Sounding a similar note, Singaporean Prime Minister Lee Hsien Loong posted a congratulatory comment on his Facebook page on Wednesday evening following Trump’s win. “At each stage he defied expectations, and his journey has ultimately taken him to the White House,” Lee said.
But for countries such as Brunei, Japan, Malaysia, Singapore and Vietnam — among the 12 that have signed up to the TPP, Trump’s win means the likely scuttling of the agreement. And that in turn means putting a brave face on what would likely be a blow to economies hoping to export to the U.S.
“In case TPP deal collapses, Vietnam still has other free trade agreements with other big economies, including Japan, [South] Korea, Chile, the European Union, the Russian-led Eurasian Economic Union and AEC [Asian Economic Community]. The country will continue to focus on these agreements,” said the Vietnamese Deputy Prime Minister and Foreign Minister Pham Binh Minh, ahead of the election.
Capital Economics, a London-based research group, declared that the TPP and the Transatlantic Trade and Investment Partnership were “dead” under a Trump administration. It added that “on trade, we expect Trump to start by labeling China a currency manipulator and to bring the number of perceived disputes to the WTO [World Trade Organization].”
How Trump manages the China-U.S.-Taiwan triangle is another issue that will be watched closely in Asia. Taiwanese President Tsai Ing-wen congratulated Donald Trump on his election, though earlier in the day she also hinted at possible uncertainties that the new Trump administration may bring.
“We believe our relations with the United States will be a long-term and trusting relationship. Maybe there will be some uncertainties, but I believe we are capable of stabilizing bilateral ties and the overall Asia Pacific environment,” Tsai told party officials on Wednesday before the election result was out.
Across the Taiwan Strait, the rancorous U.S. election was seized upon by Chinese state media as another example of the flaws of electoral democracy. While such propaganda may be easily dismissed, the image of a divided America will likely damage the global standing of the world’s biggest economy and military power.

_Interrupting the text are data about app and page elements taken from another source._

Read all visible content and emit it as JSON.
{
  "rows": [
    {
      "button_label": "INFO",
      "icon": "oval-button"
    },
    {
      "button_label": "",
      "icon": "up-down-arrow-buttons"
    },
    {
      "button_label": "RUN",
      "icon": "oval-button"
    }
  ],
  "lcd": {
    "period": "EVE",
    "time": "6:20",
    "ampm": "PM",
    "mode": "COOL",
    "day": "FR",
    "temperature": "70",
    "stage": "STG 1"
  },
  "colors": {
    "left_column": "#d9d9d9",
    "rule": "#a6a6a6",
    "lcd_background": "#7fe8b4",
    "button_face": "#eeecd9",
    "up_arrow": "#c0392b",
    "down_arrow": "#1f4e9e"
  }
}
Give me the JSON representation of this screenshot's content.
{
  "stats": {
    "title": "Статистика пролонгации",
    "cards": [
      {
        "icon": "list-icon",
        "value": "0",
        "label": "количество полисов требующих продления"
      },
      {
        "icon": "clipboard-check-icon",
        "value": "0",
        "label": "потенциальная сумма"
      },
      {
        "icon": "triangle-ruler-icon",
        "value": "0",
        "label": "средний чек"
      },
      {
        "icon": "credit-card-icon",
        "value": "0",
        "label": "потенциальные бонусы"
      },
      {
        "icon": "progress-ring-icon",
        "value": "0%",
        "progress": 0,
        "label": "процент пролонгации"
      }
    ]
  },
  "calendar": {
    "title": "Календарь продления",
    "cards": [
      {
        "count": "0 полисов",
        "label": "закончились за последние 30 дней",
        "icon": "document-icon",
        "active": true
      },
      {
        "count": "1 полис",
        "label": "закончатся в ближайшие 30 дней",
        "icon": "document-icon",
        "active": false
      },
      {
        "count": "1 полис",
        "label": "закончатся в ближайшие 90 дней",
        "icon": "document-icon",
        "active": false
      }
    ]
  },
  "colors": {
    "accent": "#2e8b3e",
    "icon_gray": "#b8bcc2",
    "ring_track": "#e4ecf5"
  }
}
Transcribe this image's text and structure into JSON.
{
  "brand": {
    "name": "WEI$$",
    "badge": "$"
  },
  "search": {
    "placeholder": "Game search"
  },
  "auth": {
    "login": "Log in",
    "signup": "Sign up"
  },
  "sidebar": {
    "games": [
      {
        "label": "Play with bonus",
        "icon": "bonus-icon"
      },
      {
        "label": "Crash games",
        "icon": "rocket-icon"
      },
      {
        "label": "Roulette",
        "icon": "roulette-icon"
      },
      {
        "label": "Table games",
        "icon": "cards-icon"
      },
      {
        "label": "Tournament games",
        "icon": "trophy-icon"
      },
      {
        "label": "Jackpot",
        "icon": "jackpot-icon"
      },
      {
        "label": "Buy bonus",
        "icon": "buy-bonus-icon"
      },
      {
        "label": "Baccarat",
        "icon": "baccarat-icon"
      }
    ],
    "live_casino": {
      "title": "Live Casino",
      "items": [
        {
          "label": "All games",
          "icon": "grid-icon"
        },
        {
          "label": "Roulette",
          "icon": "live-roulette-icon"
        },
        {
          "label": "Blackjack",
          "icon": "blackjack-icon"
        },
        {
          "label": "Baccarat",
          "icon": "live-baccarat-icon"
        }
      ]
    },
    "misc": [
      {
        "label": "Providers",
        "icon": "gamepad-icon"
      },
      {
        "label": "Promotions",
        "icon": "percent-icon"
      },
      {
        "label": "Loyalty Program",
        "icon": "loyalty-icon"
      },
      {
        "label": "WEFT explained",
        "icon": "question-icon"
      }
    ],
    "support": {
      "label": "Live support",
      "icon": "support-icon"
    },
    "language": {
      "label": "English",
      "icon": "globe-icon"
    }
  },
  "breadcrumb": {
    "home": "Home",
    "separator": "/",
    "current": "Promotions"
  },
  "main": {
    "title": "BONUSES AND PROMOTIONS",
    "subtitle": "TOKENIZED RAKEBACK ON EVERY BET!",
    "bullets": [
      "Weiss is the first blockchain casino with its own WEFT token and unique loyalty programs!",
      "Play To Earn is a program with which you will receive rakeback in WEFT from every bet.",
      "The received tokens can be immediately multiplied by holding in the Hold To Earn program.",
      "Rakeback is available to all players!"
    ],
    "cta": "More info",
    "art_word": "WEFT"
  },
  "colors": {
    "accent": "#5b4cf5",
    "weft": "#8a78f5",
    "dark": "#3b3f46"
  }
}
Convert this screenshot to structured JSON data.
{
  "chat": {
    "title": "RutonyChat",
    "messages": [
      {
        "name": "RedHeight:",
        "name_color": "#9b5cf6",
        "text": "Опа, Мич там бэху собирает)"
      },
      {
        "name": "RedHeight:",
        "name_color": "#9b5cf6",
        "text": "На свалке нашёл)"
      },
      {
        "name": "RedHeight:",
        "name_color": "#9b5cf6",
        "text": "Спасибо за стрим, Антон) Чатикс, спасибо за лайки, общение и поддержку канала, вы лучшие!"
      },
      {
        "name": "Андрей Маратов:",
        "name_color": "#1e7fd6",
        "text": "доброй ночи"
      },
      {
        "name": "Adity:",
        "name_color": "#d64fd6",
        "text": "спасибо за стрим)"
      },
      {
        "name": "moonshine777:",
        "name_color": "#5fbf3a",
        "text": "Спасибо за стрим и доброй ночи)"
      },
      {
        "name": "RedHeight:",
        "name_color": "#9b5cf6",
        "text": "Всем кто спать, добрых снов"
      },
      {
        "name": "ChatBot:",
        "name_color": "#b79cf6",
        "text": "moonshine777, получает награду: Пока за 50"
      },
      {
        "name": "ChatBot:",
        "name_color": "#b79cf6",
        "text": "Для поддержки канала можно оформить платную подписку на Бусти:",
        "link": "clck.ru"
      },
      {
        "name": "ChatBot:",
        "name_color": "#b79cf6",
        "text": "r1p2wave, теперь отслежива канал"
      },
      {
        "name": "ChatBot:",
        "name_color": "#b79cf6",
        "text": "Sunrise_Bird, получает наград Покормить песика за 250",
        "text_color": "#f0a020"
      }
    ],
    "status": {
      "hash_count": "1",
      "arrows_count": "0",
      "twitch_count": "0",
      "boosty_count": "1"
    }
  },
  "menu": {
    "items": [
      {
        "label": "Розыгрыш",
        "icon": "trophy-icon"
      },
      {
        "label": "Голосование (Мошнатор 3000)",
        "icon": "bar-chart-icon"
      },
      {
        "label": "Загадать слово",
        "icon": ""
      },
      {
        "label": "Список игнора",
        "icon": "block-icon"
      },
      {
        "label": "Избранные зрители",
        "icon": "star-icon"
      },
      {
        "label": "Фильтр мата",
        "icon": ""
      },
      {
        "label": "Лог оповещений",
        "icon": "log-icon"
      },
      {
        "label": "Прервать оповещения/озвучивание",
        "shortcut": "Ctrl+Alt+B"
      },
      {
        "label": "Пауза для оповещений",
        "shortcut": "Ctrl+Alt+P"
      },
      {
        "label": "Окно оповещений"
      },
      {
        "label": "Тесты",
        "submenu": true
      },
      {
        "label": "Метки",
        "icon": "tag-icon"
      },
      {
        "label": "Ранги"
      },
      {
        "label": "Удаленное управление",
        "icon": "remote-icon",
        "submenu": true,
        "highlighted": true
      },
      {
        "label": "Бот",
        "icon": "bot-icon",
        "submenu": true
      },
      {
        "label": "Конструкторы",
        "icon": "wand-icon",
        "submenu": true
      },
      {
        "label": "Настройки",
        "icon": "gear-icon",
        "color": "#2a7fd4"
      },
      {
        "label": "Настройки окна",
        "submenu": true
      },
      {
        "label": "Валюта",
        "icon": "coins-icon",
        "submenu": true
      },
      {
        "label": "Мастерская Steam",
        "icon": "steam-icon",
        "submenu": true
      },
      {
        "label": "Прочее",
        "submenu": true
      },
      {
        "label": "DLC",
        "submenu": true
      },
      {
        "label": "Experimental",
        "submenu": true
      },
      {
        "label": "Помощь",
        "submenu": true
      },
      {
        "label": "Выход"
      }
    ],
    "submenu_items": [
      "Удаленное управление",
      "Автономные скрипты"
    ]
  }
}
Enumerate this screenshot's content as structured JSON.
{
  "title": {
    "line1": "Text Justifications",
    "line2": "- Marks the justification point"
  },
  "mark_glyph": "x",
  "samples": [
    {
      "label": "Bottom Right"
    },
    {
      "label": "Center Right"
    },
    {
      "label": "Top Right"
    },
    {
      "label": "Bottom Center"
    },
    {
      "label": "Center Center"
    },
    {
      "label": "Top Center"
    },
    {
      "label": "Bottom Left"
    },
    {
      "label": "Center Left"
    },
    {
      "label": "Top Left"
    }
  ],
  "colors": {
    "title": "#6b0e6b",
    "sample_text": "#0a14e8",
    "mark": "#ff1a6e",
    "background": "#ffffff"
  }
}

Tay said, “this election clearly shows that there is a great need for America to focus on repair and outreach, both domestically and internationally. A divided America at home cannot be strong abroad.”
Richard Heydarian, speaking from New York, said that crowds gathering in Times Square were “astonished” at the election results, while TV coverage from the U.S. showed Clinton supporters in tears at multiple locations across the country.
Asian markets, too, were shaken by the news slowly dripping through.
“Risk assets are looking very weak across the board and this has pulled down Asian equities and currencies — the South Korean central bank was said to be intervening in the currency earlier today. Safe havens however, such as the yen have strengthened this morning. Any additional weakness in global markets will weigh on Asian assets over the coming days,” said Cedric Chehab, head of global strategy at BMI Research.
HSBC foreign exchange analysts said that Trump’s win could prompt a “knee-jerk reaction,” which could “persist for some time as the market scrambles to digest what would be a surprising and game-changing result.”
After telling supporters in New York that Clinton had called him to concede, the divisive Republican victor struck a conciliatory note that could appease the skittish markets and assuage concerns about a divided superpower.
“Now is the time for Americans to bind the wounds of division,” he said. “I pledge … that I will be president for all Americans.” Calling out to those who did not vote for him, Trump said: “I’m reaching out to you for your guidance and your help.”
With reporting by Nikkei staff writers Kiran Sharma in New Delhi, Rosemary Marandi in Mumbai, Cliff Venzon in Manila, Kim Dung Tong in Ho Chi Minh City, Debby Wu in Taipei, Mayuko Tani and Tomomi Kikuchi in Singapore.